From the June 2018 issue

What is metallic hydrogen, and does it exist at the core of all the gas giants in our solar system?

Doug Kaupa Council Bluffs, Iowa
By | Published: June 27, 2018 | Last updated on May 18, 2023
Inside Jupiter and Saturn, gaseous hydrogen gives way to liquid hydrogen and, deeper down, liquid metallic hydrogen. The temperatures and pressures inside these gas giants cause hydrogen to take on properties more befitting a metal.
Astronomy: Roen Kelly, after Kenneth R. Lang, Tufts University
On Earth, elements exist in one of three states: solid, liquid, or gas. The form an element takes depends on its pressure and temperature. While hydrogen is typically a gas on Earth, it can be artificially compressed and cooled to become a liquid or a solid. Even in these states, hydrogen remains a non-metal — its atoms hold on to their electrons tightly, so hydrogen conducts heat and electricity poorly. By contrast, metals conduct electricity and heat well because of the arrangement of their atoms, which create a lattice that allows the outermost electrons from one atom to easily transfer to another.

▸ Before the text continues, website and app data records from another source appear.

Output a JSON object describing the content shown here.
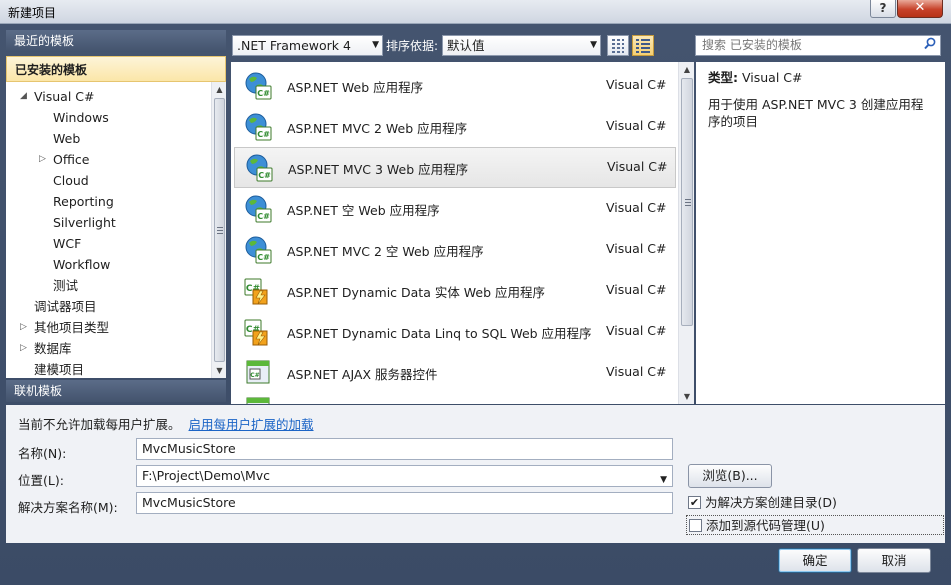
{
  "window": {
    "title": "新建项目",
    "help_label": "?",
    "close_label": "✕"
  },
  "left": {
    "recent_label": "最近的模板",
    "installed_label": "已安装的模板",
    "online_label": "联机模板",
    "tree": [
      {
        "label": "Visual C#",
        "expand": "◢"
      },
      {
        "label": "Windows"
      },
      {
        "label": "Web"
      },
      {
        "label": "Office",
        "expand": "▷"
      },
      {
        "label": "Cloud"
      },
      {
        "label": "Reporting"
      },
      {
        "label": "Silverlight"
      },
      {
        "label": "WCF"
      },
      {
        "label": "Workflow"
      },
      {
        "label": "测试"
      },
      {
        "label": "调试器项目"
      },
      {
        "label": "其他项目类型",
        "expand": "▷"
      },
      {
        "label": "数据库",
        "expand": "▷"
      },
      {
        "label": "建模项目"
      }
    ]
  },
  "toolbar": {
    "framework": ".NET Framework 4",
    "sort_label": "排序依据:",
    "sort_value": "默认值",
    "search_placeholder": "搜索 已安装的模板"
  },
  "templates": [
    {
      "name": "ASP.NET Web 应用程序",
      "lang": "Visual C#",
      "icon": "globe-csharp-icon"
    },
    {
      "name": "ASP.NET MVC 2 Web 应用程序",
      "lang": "Visual C#",
      "icon": "globe-csharp-icon"
    },
    {
      "name": "ASP.NET MVC 3 Web 应用程序",
      "lang": "Visual C#",
      "icon": "globe-csharp-icon",
      "selected": true
    },
    {
      "name": "ASP.NET 空 Web 应用程序",
      "lang": "Visual C#",
      "icon": "globe-csharp-icon"
    },
    {
      "name": "ASP.NET MVC 2 空 Web 应用程序",
      "lang": "Visual C#",
      "icon": "globe-csharp-icon"
    },
    {
      "name": "ASP.NET Dynamic Data 实体 Web 应用程序",
      "lang": "Visual C#",
      "icon": "csharp-lightning-icon"
    },
    {
      "name": "ASP.NET Dynamic Data Linq to SQL Web 应用程序",
      "lang": "Visual C#",
      "icon": "csharp-lightning-icon"
    },
    {
      "name": "ASP.NET AJAX 服务器控件",
      "lang": "Visual C#",
      "icon": "window-csharp-icon"
    }
  ],
  "details": {
    "type_label": "类型:",
    "type_value": "Visual C#",
    "description": "用于使用 ASP.NET MVC 3 创建应用程序的项目"
  },
  "bottom": {
    "notice": "当前不允许加载每用户扩展。",
    "notice_link": "启用每用户扩展的加载",
    "name_label": "名称(N):",
    "name_value": "MvcMusicStore",
    "location_label": "位置(L):",
    "location_value": "F:\\Project\\Demo\\Mvc",
    "solution_label": "解决方案名称(M):",
    "solution_value": "MvcMusicStore",
    "browse_label": "浏览(B)...",
    "create_dir_label": "为解决方案创建目录(D)",
    "create_dir_checked": true,
    "source_control_label": "添加到源代码管理(U)",
    "source_control_checked": false
  },
  "buttons": {
    "ok": "确定",
    "cancel": "取消"
  },
  "colors": {
    "link": "#1b64c6",
    "selection_header": "#fbe6a8",
    "panel_header": "#43536d"
  }
}
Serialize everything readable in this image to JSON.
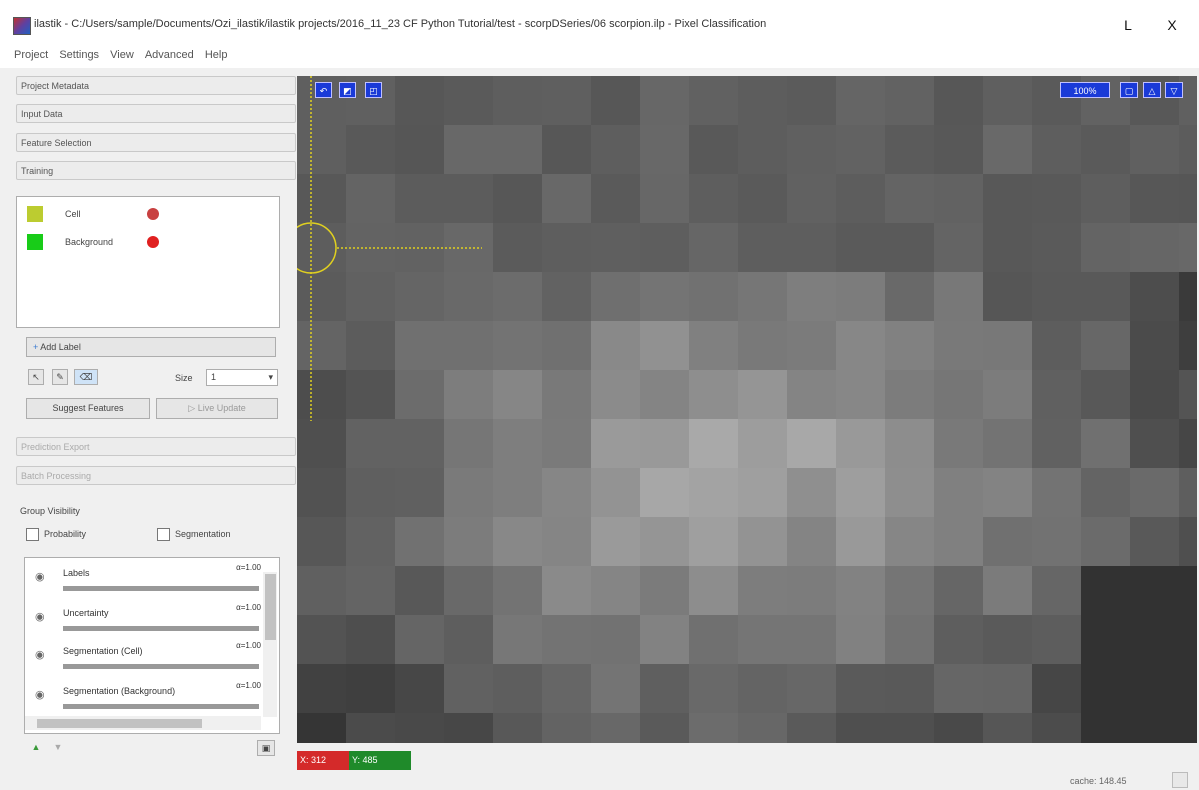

Our solar system has two gas giants: Jupiter and Saturn. Both planets contain a significant percentage of hydrogen, based on their densities. But at the temperatures and pressures deep inside these giants, their hydrogen becomes so heated and compressed that it enters several strange states, including liquid metallic hydrogen. As I mentioned earlier, hydrogen is a non-metal. But inside Jupiter and Saturn, hydrogen atoms at high temperatures and pressures actually lose their electrons, creating a free-floating stew of hydrogen nuclei (protons) and electrons. Because the electrons are unbound, they can move easily between the nuclei — a property associated with metals. This is metallic hydrogen: hydrogen that behaves like a metal. Metallic hydrogen is conductive, and it’s believed to be largely responsible for the dynamo that powers Jupiter’s and Saturn’s magnetic fields. (Whereas on Earth, that dynamo is powered by liquid iron, an actual metal.)

Uranus and Neptune — our solar system’s ice giants — are too dense for hydrogen to be a major component of their makeup. Planetary scientists estimate that hydrogen makes up only about 15 percent of their masses, and furthermore assume that the interiors of these two planets are roughly the same because their masses are so similar. While hydrogen does exist in the ice giants’ atmospheres, and is also believed to form a liquid molecular shell deeper down, the hydrogen inside Uranus and Neptune is never subjected to the temperatures and pressures required to reach a metallic state.

Alison Klesman 
Associate Editor